Following months of debate, the state has enacted its new budget for Fiscal Years 2022 and 2023 in Ohio House Bill 110. The bill authorizes more than $160 billion in spending of state and federal funds over the next two years and makes a myriad of policy changes to state law.
The House of Representatives and Senate spent Monday finalizing the bill before voting that evening. Each chamber voted in a bipartisan manner, with the House voting to approve the report by a vote of 82-13 and the Senate voted 32-1. Governor Mike DeWine signed the bill late last night in time for the new fiscal year. The Governor, who has line item veto authority over spending bills, also vetoed 14 items, down from
25 vetoes during the last budget.
Two major items included in the bill were a new K-12 school funding formula and an across-the-board-income tax reduction. The bill mostly adopted the House’s popular version of a school finance formula that was strongly supported by statewide education groups. The new formula only applies to the Fiscal Year 2022-2023 budget period for now. The bill also retains plans to directly fund community schools, eliminates numerous cost studies, and adopts the Senate’s expansion of the state’s various scholarship programs, including the Jon Peterson, Autism, and EdChoice scholarships.
The income tax reform plan includes a 3% across-the-board personal income tax cut.
It also reduces the number of tax brackets from five to four and eliminates the income tax for anyone earning less than $25,000 per year. The tax rate of the new highest bracket is also reduced to 3.99%, which is actually a larger cut than the 3% – if current rates were only reduced by 3%, the rate applicable to that bracket (income greater than $110,650 in 2021) would be 4.281%.
Other important policy changes in House Bill 110 include:
The Governor’s vetoes appear to be primarily focused on items he believed added bureaucratic layers that would have made it harder for executive agencies to do their work. Other vetoes addressed changes the administration saw as lessening accountability for regulated entities. Among the more substantive policy items vetoed were:
- Provisions that created a right for the General Assembly to intervene in lawsuits by or against the state;
- Provisions that codified Medicaid rates in statute;
- A new Court of Claims process to review Open Meetings Act violations;
- A provision that would have refunded all fines paid by liquor permit holders for violations of COVID 19-related health orders; and
- New provisions restricting the types of companies that can serve as Medicaid managed care organizations.

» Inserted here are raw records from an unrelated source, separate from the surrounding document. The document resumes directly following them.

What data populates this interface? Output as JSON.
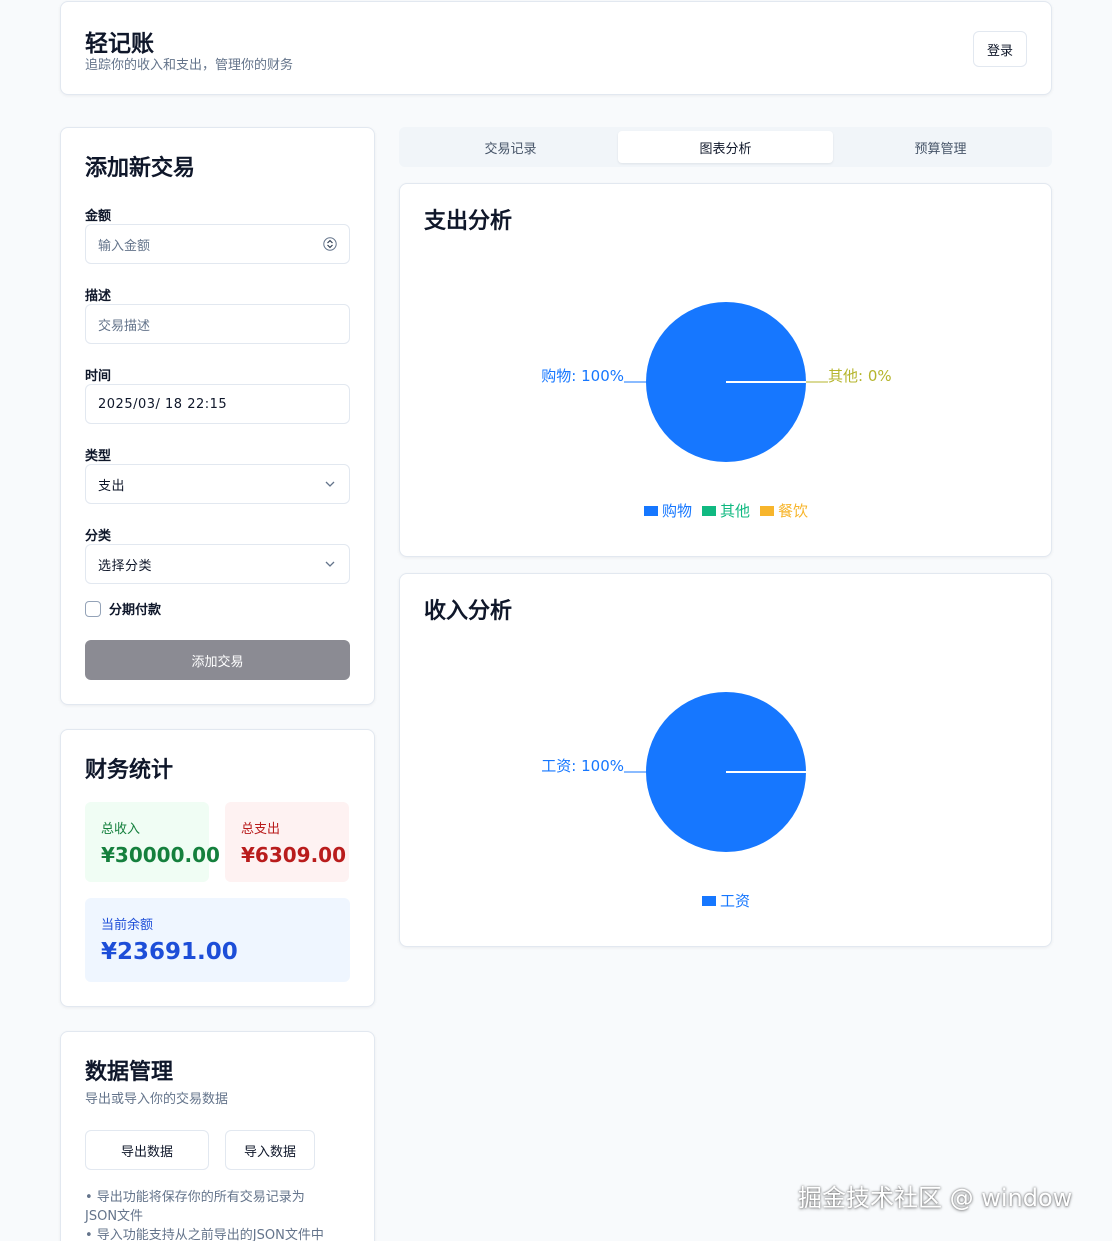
{
  "header": {
    "title": "轻记账",
    "subtitle": "追踪你的收入和支出，管理你的财务",
    "login_label": "登录"
  },
  "form": {
    "heading": "添加新交易",
    "amount": {
      "label": "金额",
      "placeholder": "输入金额"
    },
    "description": {
      "label": "描述",
      "placeholder": "交易描述"
    },
    "time": {
      "label": "时间",
      "value": "2025/03/ 18 22:15"
    },
    "type": {
      "label": "类型",
      "value": "支出"
    },
    "category": {
      "label": "分类",
      "value": "选择分类"
    },
    "installment_label": "分期付款",
    "submit_label": "添加交易"
  },
  "stats": {
    "heading": "财务统计",
    "income_label": "总收入",
    "income_value": "¥30000.00",
    "expense_label": "总支出",
    "expense_value": "¥6309.00",
    "balance_label": "当前余额",
    "balance_value": "¥23691.00"
  },
  "data_management": {
    "heading": "数据管理",
    "subtitle": "导出或导入你的交易数据",
    "export_label": "导出数据",
    "import_label": "导入数据",
    "notes": [
      "• 导出功能将保存你的所有交易记录为JSON文件",
      "• 导入功能支持从之前导出的JSON文件中"
    ]
  },
  "tabs": [
    {
      "label": "交易记录",
      "active": false
    },
    {
      "label": "图表分析",
      "active": true
    },
    {
      "label": "预算管理",
      "active": false
    }
  ],
  "colors": {
    "shopping": "#1677ff",
    "other": "#10b981",
    "food": "#f7b52c",
    "other_label": "#b5b52c"
  },
  "chart_data": [
    {
      "type": "pie",
      "title": "支出分析",
      "slices": [
        {
          "label": "购物",
          "value": 100,
          "color": "#1677ff"
        },
        {
          "label": "其他",
          "value": 0,
          "color": "#10b981"
        }
      ],
      "slice_labels": [
        {
          "text": "购物: 100%",
          "color": "#1677ff"
        },
        {
          "text": "其他: 0%",
          "color": "#b5b52c"
        }
      ],
      "legend": [
        {
          "label": "购物",
          "color": "#1677ff"
        },
        {
          "label": "其他",
          "color": "#10b981"
        },
        {
          "label": "餐饮",
          "color": "#f7b52c"
        }
      ],
      "legend_position": "bottom"
    },
    {
      "type": "pie",
      "title": "收入分析",
      "slices": [
        {
          "label": "工资",
          "value": 100,
          "color": "#1677ff"
        }
      ],
      "slice_labels": [
        {
          "text": "工资: 100%",
          "color": "#1677ff"
        }
      ],
      "legend": [
        {
          "label": "工资",
          "color": "#1677ff"
        }
      ],
      "legend_position": "bottom"
    }
  ],
  "watermark": "掘金技术社区 @ window"
}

The full veto message and the boxed text can be found here.
Governor DeWine conducted a news conference this morning to discuss his thoughts on the bill, noting the bipartisan support of the budget demonstrates that Ohioans have more in common than our differences. He declared House Bill 110 a strong and balanced budget focused on the future that builds on the progress of his first budget.
Appropriations in the bill became effective immediately. All other items become effective on September 30, 2021, unless a later date is specified in the bill.